==== Listed records ====
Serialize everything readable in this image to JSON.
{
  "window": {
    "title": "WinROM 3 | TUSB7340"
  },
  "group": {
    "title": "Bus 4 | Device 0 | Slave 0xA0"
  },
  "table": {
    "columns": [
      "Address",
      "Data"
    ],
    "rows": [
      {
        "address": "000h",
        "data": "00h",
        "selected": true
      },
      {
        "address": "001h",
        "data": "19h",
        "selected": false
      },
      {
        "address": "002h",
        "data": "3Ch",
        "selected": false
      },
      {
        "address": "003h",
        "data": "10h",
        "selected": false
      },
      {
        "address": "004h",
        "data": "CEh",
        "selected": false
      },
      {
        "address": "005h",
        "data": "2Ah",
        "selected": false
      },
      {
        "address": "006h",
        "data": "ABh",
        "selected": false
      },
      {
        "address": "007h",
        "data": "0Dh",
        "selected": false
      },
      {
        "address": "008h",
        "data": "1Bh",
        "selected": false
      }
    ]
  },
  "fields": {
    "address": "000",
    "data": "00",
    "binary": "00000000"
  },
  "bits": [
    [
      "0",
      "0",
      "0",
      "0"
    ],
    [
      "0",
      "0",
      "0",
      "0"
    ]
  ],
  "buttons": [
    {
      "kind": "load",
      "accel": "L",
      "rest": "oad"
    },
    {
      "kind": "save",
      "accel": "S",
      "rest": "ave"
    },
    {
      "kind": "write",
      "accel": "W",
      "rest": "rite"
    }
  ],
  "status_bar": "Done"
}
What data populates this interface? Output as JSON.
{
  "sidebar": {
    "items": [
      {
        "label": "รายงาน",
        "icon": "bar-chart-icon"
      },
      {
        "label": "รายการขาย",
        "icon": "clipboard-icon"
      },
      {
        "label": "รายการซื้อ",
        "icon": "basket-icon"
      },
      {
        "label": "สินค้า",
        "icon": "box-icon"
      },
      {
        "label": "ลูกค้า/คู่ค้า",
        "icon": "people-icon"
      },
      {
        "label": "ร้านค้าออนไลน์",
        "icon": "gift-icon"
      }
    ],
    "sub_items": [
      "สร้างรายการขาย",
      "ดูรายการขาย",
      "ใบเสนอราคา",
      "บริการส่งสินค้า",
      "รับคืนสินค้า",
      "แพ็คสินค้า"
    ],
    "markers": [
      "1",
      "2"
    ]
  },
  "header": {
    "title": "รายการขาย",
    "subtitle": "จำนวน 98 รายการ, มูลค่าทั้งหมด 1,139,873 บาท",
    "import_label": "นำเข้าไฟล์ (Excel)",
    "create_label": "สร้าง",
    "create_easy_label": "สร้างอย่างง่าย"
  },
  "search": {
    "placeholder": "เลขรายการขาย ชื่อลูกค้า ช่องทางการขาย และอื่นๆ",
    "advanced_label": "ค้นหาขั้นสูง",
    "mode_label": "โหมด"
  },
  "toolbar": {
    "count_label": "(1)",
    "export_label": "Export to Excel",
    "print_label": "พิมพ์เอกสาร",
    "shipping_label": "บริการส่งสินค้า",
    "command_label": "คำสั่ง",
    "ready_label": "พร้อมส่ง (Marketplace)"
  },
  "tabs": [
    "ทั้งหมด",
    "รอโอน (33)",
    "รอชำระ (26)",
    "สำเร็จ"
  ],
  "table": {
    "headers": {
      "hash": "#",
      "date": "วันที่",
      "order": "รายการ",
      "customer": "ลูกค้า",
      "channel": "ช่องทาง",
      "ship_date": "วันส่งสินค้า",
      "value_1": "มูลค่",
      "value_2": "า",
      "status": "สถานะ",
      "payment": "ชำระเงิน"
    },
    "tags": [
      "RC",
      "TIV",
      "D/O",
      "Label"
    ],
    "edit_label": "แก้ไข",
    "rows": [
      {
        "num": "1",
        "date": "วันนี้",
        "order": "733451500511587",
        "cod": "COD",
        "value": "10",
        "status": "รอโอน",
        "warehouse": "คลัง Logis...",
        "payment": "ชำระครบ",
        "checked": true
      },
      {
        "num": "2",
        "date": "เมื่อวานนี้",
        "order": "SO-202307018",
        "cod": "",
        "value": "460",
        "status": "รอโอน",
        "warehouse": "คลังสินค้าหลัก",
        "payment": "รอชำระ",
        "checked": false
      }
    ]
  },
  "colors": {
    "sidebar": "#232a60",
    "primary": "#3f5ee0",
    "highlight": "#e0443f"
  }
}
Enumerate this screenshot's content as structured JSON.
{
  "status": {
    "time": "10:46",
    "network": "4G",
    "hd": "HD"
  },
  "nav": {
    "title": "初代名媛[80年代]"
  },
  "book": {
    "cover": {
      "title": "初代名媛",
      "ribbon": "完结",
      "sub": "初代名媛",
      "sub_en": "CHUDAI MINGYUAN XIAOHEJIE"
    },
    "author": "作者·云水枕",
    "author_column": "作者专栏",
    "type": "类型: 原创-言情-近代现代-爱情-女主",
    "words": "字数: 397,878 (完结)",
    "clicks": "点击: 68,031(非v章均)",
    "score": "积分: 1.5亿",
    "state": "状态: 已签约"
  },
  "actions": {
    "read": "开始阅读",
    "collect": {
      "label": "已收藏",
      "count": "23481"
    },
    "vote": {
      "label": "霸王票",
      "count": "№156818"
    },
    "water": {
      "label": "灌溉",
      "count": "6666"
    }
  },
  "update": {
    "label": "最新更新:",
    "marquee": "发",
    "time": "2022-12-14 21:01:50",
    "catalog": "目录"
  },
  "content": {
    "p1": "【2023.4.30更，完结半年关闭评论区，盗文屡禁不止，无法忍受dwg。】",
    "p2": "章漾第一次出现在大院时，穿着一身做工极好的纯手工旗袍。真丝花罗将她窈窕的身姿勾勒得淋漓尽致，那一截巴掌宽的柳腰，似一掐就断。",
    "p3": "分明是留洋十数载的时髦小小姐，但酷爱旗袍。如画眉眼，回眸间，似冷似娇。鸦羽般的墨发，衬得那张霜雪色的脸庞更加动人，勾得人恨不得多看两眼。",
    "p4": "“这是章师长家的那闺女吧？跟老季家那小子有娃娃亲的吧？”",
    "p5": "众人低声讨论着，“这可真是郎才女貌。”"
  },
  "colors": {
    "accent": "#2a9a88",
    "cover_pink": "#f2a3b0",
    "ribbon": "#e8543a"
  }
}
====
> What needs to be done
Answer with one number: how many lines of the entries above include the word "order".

> Worked solution
3